* [Component data from apps and pages]

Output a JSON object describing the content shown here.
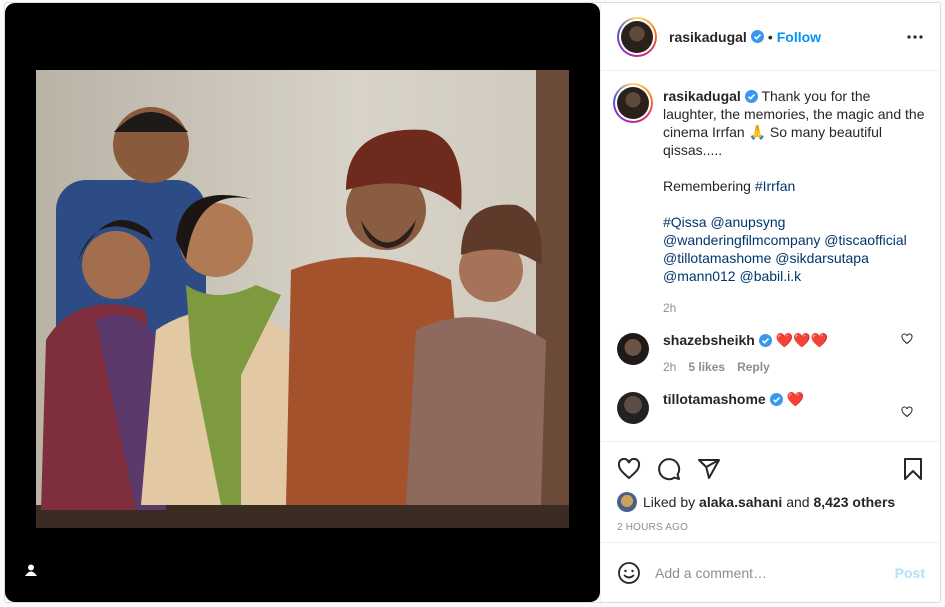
{
  "post": {
    "author": "rasikadugal",
    "follow_label": "Follow",
    "separator": "•",
    "icons": {
      "verified": "verified-badge-icon",
      "more": "more-options-icon",
      "tag": "user-tag-icon",
      "like": "heart-icon",
      "comment": "comment-icon",
      "share": "paper-plane-icon",
      "save": "bookmark-icon",
      "emoji": "emoji-icon"
    },
    "colors": {
      "accent": "#0095f6",
      "muted": "#8e8e8e",
      "link": "#00376b",
      "post_disabled": "#b2dffc"
    }
  },
  "caption": {
    "username": "rasikadugal",
    "text_line1": "Thank you for the laughter, the memories, the magic and the cinema Irrfan 🙏 So many beautiful qissas.....",
    "text_line2_prefix": "Remembering ",
    "hashtag_irrfan": "#Irrfan",
    "tags": [
      "#Qissa",
      "@anupsyng",
      "@wanderingfilmcompany",
      "@tiscaofficial",
      "@tillotamashome",
      "@sikdarsutapa",
      "@mann012",
      "@babil.i.k"
    ],
    "time": "2h"
  },
  "comments": [
    {
      "username": "shazebsheikh",
      "text": "❤️❤️❤️",
      "time": "2h",
      "likes": "5 likes",
      "reply": "Reply"
    },
    {
      "username": "tillotamashome",
      "text": "❤️"
    }
  ],
  "likes": {
    "prefix": "Liked by ",
    "user": "alaka.sahani",
    "middle": " and ",
    "others": "8,423 others"
  },
  "timestamp": "2 HOURS AGO",
  "add_comment": {
    "placeholder": "Add a comment…",
    "post_label": "Post"
  }
}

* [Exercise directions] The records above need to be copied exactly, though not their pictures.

* [Answer section]
Output a JSON object describing the content shown here.
{
  "post": {
    "author": "rasikadugal",
    "follow_label": "Follow",
    "separator": "•",
    "icons": {
      "verified": "verified-badge-icon",
      "more": "more-options-icon",
      "tag": "user-tag-icon",
      "like": "heart-icon",
      "comment": "comment-icon",
      "share": "paper-plane-icon",
      "save": "bookmark-icon",
      "emoji": "emoji-icon"
    },
    "colors": {
      "accent": "#0095f6",
      "muted": "#8e8e8e",
      "link": "#00376b",
      "post_disabled": "#b2dffc"
    }
  },
  "caption": {
    "username": "rasikadugal",
    "text_line1": "Thank you for the laughter, the memories, the magic and the cinema Irrfan 🙏 So many beautiful qissas.....",
    "text_line2_prefix": "Remembering ",
    "hashtag_irrfan": "#Irrfan",
    "tags": [
      "#Qissa",
      "@anupsyng",
      "@wanderingfilmcompany",
      "@tiscaofficial",
      "@tillotamashome",
      "@sikdarsutapa",
      "@mann012",
      "@babil.i.k"
    ],
    "time": "2h"
  },
  "comments": [
    {
      "username": "shazebsheikh",
      "text": "❤️❤️❤️",
      "time": "2h",
      "likes": "5 likes",
      "reply": "Reply"
    },
    {
      "username": "tillotamashome",
      "text": "❤️"
    }
  ],
  "likes": {
    "prefix": "Liked by ",
    "user": "alaka.sahani",
    "middle": " and ",
    "others": "8,423 others"
  },
  "timestamp": "2 HOURS AGO",
  "add_comment": {
    "placeholder": "Add a comment…",
    "post_label": "Post"
  }
}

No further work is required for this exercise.